ASSIGNMENT ::
If a line in the entries contains the word "Thuốc", list it.

INPUT FOR THIS TASK ::

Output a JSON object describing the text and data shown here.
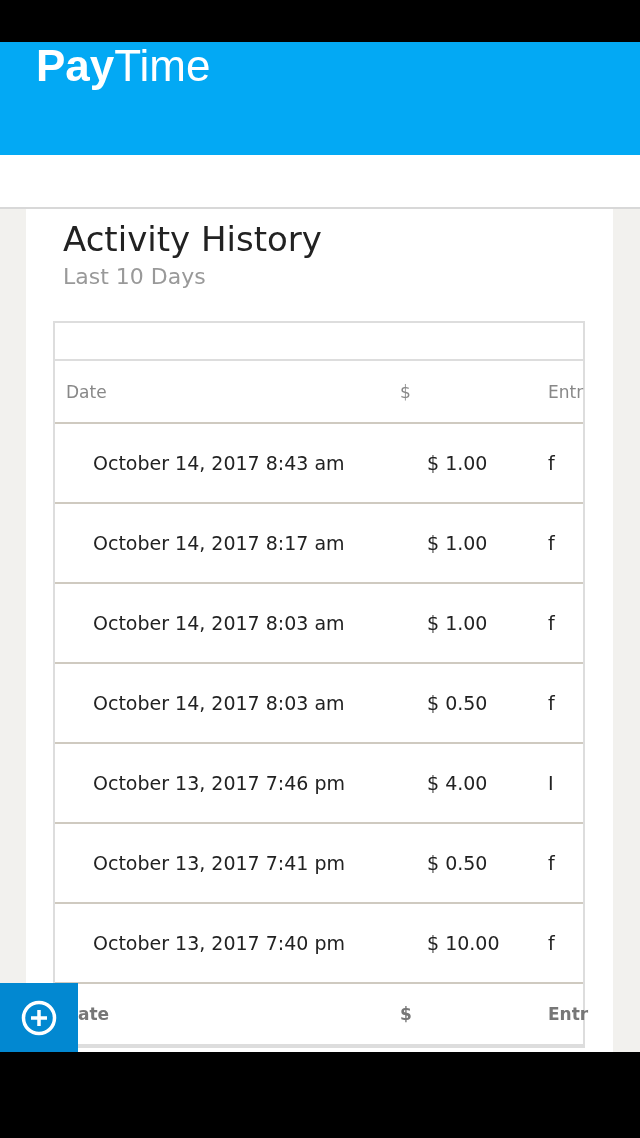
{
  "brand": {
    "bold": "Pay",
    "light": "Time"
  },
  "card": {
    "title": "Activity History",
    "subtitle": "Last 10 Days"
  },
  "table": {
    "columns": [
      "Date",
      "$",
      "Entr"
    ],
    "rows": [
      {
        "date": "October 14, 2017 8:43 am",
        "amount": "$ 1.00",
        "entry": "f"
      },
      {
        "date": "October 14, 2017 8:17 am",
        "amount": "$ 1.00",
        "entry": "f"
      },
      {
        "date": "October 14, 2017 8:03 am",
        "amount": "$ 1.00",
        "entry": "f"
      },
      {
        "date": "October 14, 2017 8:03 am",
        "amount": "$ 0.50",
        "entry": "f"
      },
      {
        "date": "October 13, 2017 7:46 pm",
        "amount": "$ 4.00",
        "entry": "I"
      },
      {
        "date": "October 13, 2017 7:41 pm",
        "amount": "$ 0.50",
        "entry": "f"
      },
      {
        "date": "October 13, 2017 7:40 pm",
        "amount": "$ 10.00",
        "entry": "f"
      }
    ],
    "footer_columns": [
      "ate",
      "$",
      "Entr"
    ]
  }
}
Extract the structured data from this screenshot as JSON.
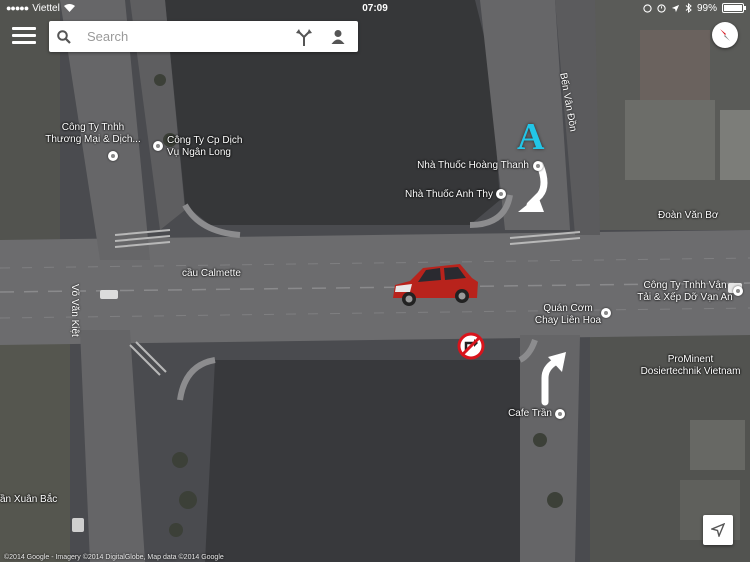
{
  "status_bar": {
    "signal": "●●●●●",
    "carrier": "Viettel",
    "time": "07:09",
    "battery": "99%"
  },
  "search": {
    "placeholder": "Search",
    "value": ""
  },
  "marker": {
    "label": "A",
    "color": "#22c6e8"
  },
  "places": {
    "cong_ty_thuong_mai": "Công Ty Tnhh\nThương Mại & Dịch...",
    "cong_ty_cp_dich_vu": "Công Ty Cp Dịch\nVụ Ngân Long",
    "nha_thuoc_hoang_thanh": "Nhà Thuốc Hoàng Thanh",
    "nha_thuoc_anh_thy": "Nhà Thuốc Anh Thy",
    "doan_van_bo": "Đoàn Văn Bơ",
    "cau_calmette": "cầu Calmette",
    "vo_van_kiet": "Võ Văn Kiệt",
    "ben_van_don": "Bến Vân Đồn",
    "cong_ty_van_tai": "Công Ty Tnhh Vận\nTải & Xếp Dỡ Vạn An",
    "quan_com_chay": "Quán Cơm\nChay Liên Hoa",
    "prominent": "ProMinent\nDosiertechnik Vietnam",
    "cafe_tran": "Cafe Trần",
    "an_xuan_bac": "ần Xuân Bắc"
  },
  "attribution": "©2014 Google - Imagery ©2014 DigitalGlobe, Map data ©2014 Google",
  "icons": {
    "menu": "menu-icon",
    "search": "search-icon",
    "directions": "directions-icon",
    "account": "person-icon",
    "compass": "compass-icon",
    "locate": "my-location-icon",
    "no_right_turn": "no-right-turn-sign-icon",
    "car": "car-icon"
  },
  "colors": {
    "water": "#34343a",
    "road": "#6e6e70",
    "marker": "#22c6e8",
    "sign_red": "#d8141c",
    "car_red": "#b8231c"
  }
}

SOLUTION FOR THIS PROBLEM ::
    "nha_thuoc_hoang_thanh": "Nhà Thuốc Hoàng Thanh",
    "nha_thuoc_anh_thy": "Nhà Thuốc Anh Thy",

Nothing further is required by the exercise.